26 September 2019
India’s Himachal Pradesh State has passed a new bill against ‘forced conversion’. This requires anybody seeking to convert to another religion to inform a district magistrate a month in advance that they are doing so of their own will. The priest performing a conversion ceremony will also have to give a month’s notice. But local Christians are worried that the new law will be misused.
Illustrative image from an Open Doors partner's work with Indian Christians: pastor leads Bible study with a convert
Seven years in jail
Part of the bill prohibits the ‘offer of any temptation in the form of any gift or gratification or material benefit, either in cash or employment, free education in a reputed school run by any religious body, easy money, better lifestyle, divine pleasure or otherwise’.
Indian Christians are concerned that this will be used to target them. An Open Doors local partner said: “This now means that anyone praying for others’ healing will be accused as someone who is enticing people by offering them a better lifestyle, divine pleasure or otherwise.”
Anti-conversion laws are already in force in seven other Indian states: Odisha, Madhya Pradesh, Chhattisgarh, Himachal Pradesh, Jharkhand, Gujarat and Uttarakhand. Such laws have gained popularity in recent years, and Hindu radicals are calling for anti-conversion legislation to be made law at the national level.
The proposed punishment for those in contravention of this bill is seven years in jail. This is more than double the three years proposed by the existing 2006 Freedom of Religion Act, which the new bill seeks to revoke.

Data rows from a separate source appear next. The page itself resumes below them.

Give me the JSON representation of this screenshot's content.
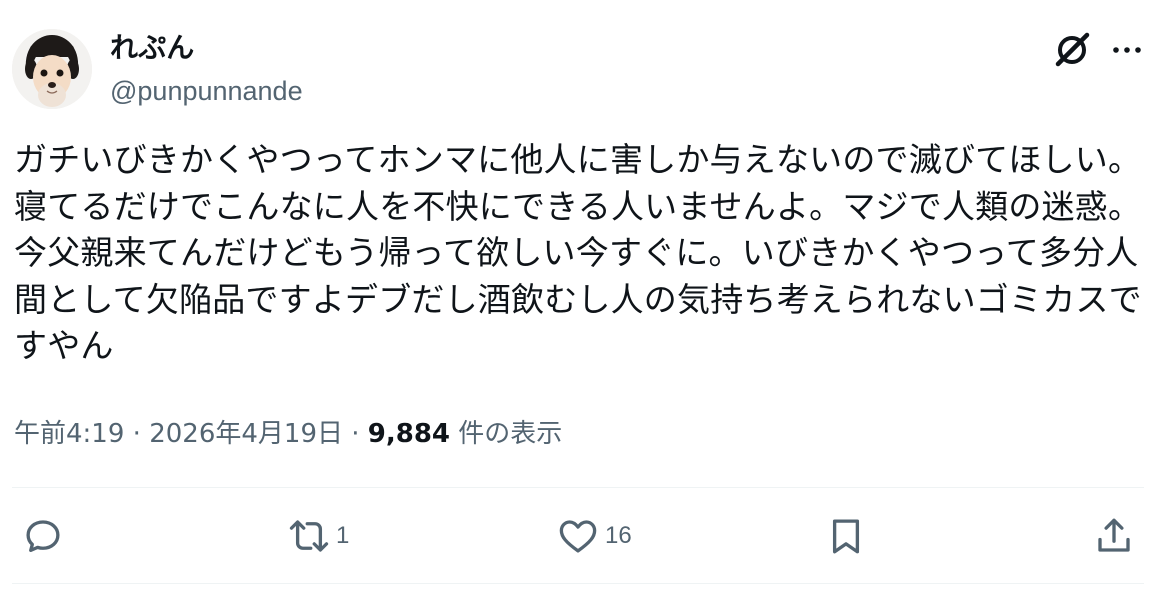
{
  "author": {
    "display_name": "れぷん",
    "handle": "@punpunnande"
  },
  "tweet": {
    "text": "ガチいびきかくやつってホンマに他人に害しか与えないので滅びてほしい。寝てるだけでこんなに人を不快にできる人いませんよ。マジで人類の迷惑。今父親来てんだけどもう帰って欲しい今すぐに。いびきかくやつって多分人間として欠陥品ですよデブだし酒飲むし人の気持ち考えられないゴミカスですやん"
  },
  "meta": {
    "time": "午前4:19",
    "separator": " · ",
    "date": "2026年4月19日",
    "views_count": "9,884",
    "views_label": " 件の表示"
  },
  "actions": {
    "reply_count": "",
    "retweet_count": "1",
    "like_count": "16"
  },
  "icons": [
    "grok-icon",
    "more-icon",
    "reply-icon",
    "retweet-icon",
    "like-icon",
    "bookmark-icon",
    "share-icon"
  ],
  "colors": {
    "text": "#0f1419",
    "secondary": "#536471",
    "divider": "#eff3f4"
  }
}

The bill also states that any person or organisation violating the provisions will not be allowed to accept donations or any kind of contributions from within or outside the country.
New rules for Christian NGOs
Meanwhile, the Ministry of Home Affairs has introduced new rules about receiving foreign funds for all officials and non-governmental organisations (NGOs). They will now have to declare to the authorities that they have not been prosecuted or convicted of converting anyone from one religion to another.
There are fears among India’s Christians that these rules will be used to persecute Christian NGOs, and that these NGOs will be investigated more often and asked to cease activities relating to Christianity. They are also more vulnerable to false accusations.
India is number 10 on the 2019 World Watch List. Christians make up less than five per cent of the population in India and face high levels of violence from extremists. Thousands of attacks take place each year, and these new laws are likely to make the situation worse.
Dear God, please protect our brothers and sisters in India from attack or false accusations. May they have grace and peace to be the light of Christ in their communities. We pray that violent extremists will turn to You. Amen